━━ Exercise data ━━

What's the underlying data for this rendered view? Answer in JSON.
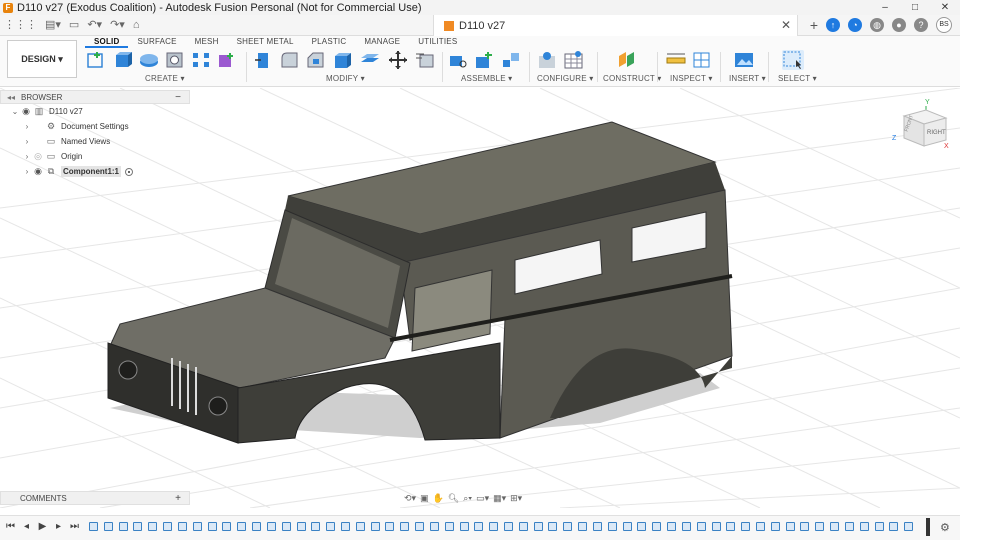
{
  "window": {
    "title": "D110 v27 (Exodus Coalition) - Autodesk Fusion Personal (Not for Commercial Use)",
    "controls": [
      "–",
      "□",
      "✕"
    ]
  },
  "tabbar": {
    "document_tab": "D110 v27",
    "user_initials": "BS"
  },
  "ribbon": {
    "workspace": "DESIGN",
    "tabs": [
      "SOLID",
      "SURFACE",
      "MESH",
      "SHEET METAL",
      "PLASTIC",
      "MANAGE",
      "UTILITIES"
    ],
    "active_tab": "SOLID",
    "groups": {
      "create": "CREATE",
      "modify": "MODIFY",
      "assemble": "ASSEMBLE",
      "configure": "CONFIGURE",
      "construct": "CONSTRUCT",
      "inspect": "INSPECT",
      "insert": "INSERT",
      "select": "SELECT"
    }
  },
  "browser": {
    "title": "BROWSER",
    "root": "D110 v27",
    "items": [
      {
        "label": "Document Settings"
      },
      {
        "label": "Named Views"
      },
      {
        "label": "Origin"
      },
      {
        "label": "Component1:1"
      }
    ]
  },
  "viewcube": {
    "face": "RIGHT",
    "top_face": "FRONT",
    "axis_y": "Y",
    "axis_z": "Z",
    "axis_x": "X"
  },
  "comments": {
    "title": "COMMENTS"
  },
  "colors": {
    "accent": "#1f7ae0",
    "body_dark": "#4a4a44",
    "body_roof": "#6b6a5e",
    "shadow": "#c9c9c9"
  },
  "timeline": {
    "feature_count": 56
  }
}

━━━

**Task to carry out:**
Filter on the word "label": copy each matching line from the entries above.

**Result of the exercise:**
        "label": "Document Settings"
        "label": "Named Views"
        "label": "Origin"
        "label": "Component1:1"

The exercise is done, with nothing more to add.